Glossary: Racism Terminology

  • Affirmative Action – An action or policy favoring those who tend to suffer from discrimination, especially in relation to employment or education.
  • Bigotry

    Intolerance toward those who hold different opinions from yourself.

  • Cognitive Dissonance – What occurs when a person is holding onto contradictory ideas simultaneously (eg. espousing freedom for all while demonstrably supporting practices that oppose that).
  • Environmental Justice – Any policy, practice or directive that differentially affects or disadvantages (whether intentionally or unintentionally) individuals, groups or communities based on race or ethnicity. It combines with public policies and industry practices to provide benefits for whites while shifting costs to people of color. Numerous studies have shown that heavily polluting industries in North America such as mining and manufacturing, garbage dumps, toxic waste sites, medical waste incinerators and congested freeways are located disproportionately in communities of color in rural, urban and suburban areas and on Native American land. Higher levels of air, water and land pollution lead directly to higher levels of asthma, cancer and other illnesses, i.e. increased mortality for children and adults. In addition, people of color are, in general, more likely to have jobs with higher exposure to contaminants such as pesticides, asbestos, lead, and other toxic chemicals. Finally, people of color are most likely to experience lack of access to clean air and water and uncontaminated, affordable and healthy food. (Paul Kivel)
  • Gerrymandering – The process of manipulating the boundaries of (an electoral constituency) so as to favor one party or class.
  • Gentrification – TBF
  • Implicit Bias/Unconscious Bias – Attitudes or stereotypes that affect our understanding, actions and decisions at an unconscious level (eg. commenting that a black person “is so articulate” – while being unaware of how that seems to imply that blacks are normally NOT articulate).
  • Jim Crow – TBF
  • Racism

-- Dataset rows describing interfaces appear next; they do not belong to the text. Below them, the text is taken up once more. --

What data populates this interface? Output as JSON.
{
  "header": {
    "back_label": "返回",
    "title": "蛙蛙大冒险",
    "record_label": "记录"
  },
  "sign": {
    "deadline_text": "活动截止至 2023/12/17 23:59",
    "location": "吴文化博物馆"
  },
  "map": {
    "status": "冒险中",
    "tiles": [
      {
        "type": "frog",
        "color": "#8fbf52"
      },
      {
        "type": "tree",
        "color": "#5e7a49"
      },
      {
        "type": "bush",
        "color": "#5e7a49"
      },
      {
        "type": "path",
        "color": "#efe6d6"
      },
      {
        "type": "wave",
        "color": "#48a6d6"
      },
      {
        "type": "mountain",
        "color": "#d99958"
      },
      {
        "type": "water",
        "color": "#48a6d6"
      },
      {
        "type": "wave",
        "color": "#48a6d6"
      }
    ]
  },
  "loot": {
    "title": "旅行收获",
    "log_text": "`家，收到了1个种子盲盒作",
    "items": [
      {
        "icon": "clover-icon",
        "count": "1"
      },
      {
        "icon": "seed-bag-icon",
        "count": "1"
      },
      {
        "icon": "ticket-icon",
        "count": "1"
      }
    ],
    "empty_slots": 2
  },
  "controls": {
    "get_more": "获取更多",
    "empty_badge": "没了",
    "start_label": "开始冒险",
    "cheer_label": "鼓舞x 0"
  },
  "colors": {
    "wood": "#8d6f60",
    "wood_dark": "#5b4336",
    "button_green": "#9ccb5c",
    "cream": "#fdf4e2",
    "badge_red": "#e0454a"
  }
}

    Racism in the U.S. is a system in which white people are able to enforce their power and privilege over non-whites through political, economic and institutional means. Therefore racism can be described as “prejudice multiplied by power,” as the two work together to create the system of inequality. 100 units of Black prejudice multiplied by 0 units of power gives 0 units of racism (correct equation), whereas 100 units of Black prejudice added to 0 units of power gives 100 units of racism (incorrect equation).

  • Redlining – TBF
  • Reparations – Usually applies to slavery. The idea is that some form of compensation should be made to descendants of Africans who had been enslaved as part of the Atlantic Slave Trade. For many, compensation should also take into account 90 years of Jim Crow, 60 years of separate but equal and 35 years of racist housing practices (redlining) as well as the effects of mass incarceration.
  • Reverse Racism – Usually brought up when a member of a dominant group feels slighted by a racial minority. Since racism by definition first requires that the perpetrator hold power over the victim (see Racism above), reverse racism does not technically exist in the United States. America’s long history of racial discrimination makes it nearly impossible for people of color to hold power over white people in any way that reasonably compares to how whites hold power over people of color. (View this entertaining commentary on reverse racism).
  • Systemic (or Structural) Racism

    Systemic racism serves to emphasize that we have a system with interconnected racist institutions, policies, practices, ideas, and behaviors that give an unjust amount of resources, rights, and power to white people while denying them to people of color.

  • Uncle Tom – TBF
  • White Ally – TBF
  • White Fragility – A phrase coined by author Dr. Robin DiAngelo as “a state in which even a minimum amount of racial stress becomes intolerable, triggering a range of defensive moves.” These moves include the outward display of emotions such as anger, fear and guilt, and behaviors such as argumentation, silence and leaving the stress-inducing situation.
  • White privilege – A set of advantages and/or immunities from which white people benefit on a daily basis beyond those common to all others. White privilege can exist without white people’s conscious knowledge of its presence and it helps to maintain the racial hierarchy in this country